The tax regime that’s been the backbone of the Eurobond market since its inception 50 years ago is now threatened by the same regulatory overhaul driving corporate borrowers to issue bonds rather than take bank loans.
Half a century ago, a London bond deal for an Italian highway operator, denominated in U.S. dollars and arranged by a U.K. bank founded by a Jew fleeing Germany spawned a $4 trillion-a-year global market.
Valerie Thompson went from a childhood hawking fish, fruit and vegetables in London’s run- down East End to a Eurobond star at Salomon Brothers Inc. when it was the world’s biggest trading firm. Like the successful trader she was, she got out at the top.
Eurodollar bonds produced better risk-adjusted returns than Treasuries in the past 25 years. Now they’re poised for their second-only losing year, showing how much the prospect of an end to the Federal Reserve’s asset purchases has rattled global markets.
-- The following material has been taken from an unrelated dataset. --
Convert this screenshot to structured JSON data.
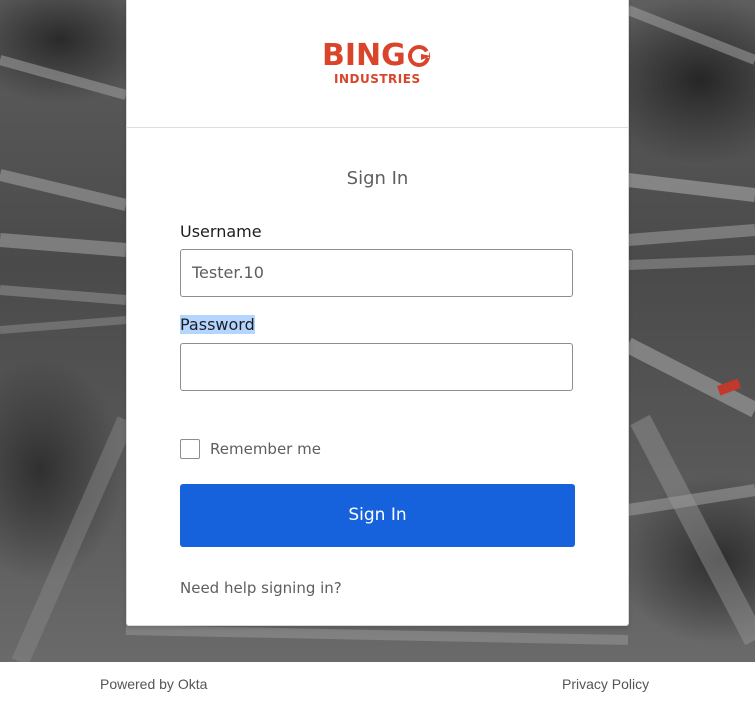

Siegmund Warburg , the uprooted German financier who rose to fame in postwar London, considered banking something more than a way to make money. To him, it was a calling, as job candidates learned fast.